◆ Work task
Every line below that contains the word "this" must be copied.

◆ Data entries
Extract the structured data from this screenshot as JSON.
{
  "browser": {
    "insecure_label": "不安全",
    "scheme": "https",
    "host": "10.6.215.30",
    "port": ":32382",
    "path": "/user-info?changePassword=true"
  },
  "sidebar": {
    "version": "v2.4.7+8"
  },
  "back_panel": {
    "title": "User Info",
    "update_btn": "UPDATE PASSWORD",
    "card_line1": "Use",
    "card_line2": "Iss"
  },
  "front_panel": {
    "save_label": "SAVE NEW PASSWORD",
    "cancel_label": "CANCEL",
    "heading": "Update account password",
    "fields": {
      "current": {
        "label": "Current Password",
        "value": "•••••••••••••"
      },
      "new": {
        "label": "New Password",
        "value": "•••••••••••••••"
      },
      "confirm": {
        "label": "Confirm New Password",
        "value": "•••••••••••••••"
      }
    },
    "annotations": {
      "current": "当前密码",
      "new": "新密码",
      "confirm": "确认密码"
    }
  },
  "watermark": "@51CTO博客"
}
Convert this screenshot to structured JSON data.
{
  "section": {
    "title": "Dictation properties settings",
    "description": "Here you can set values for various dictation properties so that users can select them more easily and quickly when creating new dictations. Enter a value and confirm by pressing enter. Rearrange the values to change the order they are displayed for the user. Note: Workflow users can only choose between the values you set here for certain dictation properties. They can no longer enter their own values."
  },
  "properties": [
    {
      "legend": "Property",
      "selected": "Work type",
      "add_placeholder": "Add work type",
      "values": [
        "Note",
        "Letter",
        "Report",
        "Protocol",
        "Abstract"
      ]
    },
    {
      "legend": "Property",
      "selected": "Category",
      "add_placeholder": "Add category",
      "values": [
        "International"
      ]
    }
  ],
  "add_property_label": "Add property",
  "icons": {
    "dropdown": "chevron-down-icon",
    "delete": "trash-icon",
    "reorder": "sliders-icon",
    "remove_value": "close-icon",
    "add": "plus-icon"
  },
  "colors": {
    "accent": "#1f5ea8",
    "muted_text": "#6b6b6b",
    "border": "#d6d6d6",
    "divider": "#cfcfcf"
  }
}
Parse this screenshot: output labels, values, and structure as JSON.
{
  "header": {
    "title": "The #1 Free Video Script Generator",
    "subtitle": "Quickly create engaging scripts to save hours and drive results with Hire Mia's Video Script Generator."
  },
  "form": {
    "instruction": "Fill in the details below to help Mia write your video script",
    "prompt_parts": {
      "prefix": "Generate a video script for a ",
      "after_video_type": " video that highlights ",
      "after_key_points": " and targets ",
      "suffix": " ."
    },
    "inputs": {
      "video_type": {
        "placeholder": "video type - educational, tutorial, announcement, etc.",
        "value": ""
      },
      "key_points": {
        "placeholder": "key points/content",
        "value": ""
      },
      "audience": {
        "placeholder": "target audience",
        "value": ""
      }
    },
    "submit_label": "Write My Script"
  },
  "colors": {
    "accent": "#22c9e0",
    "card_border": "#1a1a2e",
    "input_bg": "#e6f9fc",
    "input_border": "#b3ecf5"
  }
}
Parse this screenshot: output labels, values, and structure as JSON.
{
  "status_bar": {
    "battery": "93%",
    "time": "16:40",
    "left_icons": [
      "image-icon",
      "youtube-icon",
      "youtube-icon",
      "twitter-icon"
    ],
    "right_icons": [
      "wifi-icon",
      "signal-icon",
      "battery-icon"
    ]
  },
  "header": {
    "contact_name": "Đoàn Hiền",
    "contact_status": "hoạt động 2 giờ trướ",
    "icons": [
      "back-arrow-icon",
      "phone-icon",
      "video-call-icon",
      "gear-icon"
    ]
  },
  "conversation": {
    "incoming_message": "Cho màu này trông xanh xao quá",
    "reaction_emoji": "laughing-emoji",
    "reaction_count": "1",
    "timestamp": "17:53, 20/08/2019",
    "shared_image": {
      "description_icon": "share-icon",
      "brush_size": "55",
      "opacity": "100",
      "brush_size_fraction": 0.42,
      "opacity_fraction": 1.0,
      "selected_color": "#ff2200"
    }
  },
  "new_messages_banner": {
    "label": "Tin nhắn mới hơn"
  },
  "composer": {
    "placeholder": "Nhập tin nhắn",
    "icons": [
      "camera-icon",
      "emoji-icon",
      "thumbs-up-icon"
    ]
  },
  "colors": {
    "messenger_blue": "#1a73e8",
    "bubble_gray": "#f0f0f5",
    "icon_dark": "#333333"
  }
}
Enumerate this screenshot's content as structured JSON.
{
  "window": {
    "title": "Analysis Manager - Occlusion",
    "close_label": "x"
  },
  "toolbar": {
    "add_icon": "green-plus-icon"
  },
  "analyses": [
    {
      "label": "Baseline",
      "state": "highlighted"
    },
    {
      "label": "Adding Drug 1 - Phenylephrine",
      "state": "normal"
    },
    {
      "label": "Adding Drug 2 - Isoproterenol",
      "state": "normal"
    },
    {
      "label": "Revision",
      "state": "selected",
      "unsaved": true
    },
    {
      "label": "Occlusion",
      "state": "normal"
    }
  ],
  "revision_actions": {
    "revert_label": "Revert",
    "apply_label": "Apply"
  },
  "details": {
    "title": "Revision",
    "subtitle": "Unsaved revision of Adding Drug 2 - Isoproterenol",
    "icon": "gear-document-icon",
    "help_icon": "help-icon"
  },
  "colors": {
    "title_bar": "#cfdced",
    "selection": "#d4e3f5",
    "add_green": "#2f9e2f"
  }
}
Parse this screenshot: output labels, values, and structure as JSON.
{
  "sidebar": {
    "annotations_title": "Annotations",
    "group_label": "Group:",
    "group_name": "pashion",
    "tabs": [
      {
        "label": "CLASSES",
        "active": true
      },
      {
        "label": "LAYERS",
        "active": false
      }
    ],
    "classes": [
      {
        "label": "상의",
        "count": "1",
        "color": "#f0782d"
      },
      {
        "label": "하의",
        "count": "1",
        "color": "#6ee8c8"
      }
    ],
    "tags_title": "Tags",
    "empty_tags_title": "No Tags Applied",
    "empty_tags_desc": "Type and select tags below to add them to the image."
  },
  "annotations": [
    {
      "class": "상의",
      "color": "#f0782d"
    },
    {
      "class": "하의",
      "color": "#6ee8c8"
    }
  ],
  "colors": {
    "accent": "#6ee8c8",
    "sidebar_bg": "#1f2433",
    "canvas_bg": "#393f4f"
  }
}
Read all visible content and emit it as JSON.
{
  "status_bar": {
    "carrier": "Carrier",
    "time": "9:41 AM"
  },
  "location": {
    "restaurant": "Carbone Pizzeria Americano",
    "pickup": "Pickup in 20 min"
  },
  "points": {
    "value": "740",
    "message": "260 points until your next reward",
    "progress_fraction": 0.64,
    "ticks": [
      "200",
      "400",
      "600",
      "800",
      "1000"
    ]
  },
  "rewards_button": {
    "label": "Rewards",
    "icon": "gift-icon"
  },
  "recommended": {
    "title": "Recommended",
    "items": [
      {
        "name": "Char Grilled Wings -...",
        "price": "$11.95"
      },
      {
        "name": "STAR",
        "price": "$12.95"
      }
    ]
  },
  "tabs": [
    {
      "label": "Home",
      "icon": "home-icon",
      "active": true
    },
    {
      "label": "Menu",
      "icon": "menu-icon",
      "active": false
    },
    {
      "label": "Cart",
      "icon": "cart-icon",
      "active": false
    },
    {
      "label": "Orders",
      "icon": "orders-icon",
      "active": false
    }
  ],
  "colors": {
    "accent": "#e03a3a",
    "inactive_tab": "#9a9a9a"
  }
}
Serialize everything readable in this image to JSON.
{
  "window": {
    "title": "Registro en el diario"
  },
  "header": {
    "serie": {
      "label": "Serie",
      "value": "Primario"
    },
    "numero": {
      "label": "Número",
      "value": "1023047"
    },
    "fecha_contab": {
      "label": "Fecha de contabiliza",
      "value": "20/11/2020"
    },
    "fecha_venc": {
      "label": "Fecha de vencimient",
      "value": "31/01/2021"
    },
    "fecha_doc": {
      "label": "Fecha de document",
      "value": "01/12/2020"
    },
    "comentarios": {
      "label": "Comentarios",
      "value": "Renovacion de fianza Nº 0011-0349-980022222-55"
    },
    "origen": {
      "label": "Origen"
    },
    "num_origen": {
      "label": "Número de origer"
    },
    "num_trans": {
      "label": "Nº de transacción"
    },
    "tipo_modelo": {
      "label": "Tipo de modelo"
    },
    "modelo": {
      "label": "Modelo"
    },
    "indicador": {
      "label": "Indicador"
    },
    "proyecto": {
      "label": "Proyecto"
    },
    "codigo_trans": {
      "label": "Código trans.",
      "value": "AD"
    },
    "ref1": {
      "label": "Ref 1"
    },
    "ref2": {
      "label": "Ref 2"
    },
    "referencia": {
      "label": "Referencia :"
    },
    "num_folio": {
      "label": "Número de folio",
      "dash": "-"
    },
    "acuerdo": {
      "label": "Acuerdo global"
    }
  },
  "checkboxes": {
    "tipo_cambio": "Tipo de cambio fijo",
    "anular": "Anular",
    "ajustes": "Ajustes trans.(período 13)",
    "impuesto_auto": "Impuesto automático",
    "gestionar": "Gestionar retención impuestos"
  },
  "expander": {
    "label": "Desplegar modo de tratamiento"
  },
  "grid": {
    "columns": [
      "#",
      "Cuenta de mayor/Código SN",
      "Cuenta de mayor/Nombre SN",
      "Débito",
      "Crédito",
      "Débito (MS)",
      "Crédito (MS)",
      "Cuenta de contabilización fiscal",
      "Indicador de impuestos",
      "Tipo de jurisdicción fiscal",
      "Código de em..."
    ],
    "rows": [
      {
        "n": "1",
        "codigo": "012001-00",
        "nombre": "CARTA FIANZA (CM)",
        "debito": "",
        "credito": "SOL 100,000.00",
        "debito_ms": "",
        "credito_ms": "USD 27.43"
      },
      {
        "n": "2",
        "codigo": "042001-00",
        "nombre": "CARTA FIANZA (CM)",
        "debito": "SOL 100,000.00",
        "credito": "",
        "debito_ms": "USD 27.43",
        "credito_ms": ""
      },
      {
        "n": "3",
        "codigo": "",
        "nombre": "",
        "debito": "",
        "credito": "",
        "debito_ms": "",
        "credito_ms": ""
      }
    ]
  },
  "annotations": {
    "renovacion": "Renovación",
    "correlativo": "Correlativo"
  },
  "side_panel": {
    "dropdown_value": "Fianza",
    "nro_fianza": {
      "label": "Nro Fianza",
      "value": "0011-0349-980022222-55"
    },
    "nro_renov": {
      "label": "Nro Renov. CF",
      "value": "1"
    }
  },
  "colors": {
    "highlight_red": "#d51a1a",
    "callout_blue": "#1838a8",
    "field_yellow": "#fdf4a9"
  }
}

◆ Task solution
Extract the structured data from this screenshot as JSON.
Convert this screenshot to structured JSON data.
Parse this screenshot: output labels, values, and structure as JSON.
Parse this screenshot: output labels, values, and structure as JSON.
Enumerate this screenshot's content as structured JSON.
Parse this screenshot: output labels, values, and structure as JSON.
Serialize everything readable in this image to JSON.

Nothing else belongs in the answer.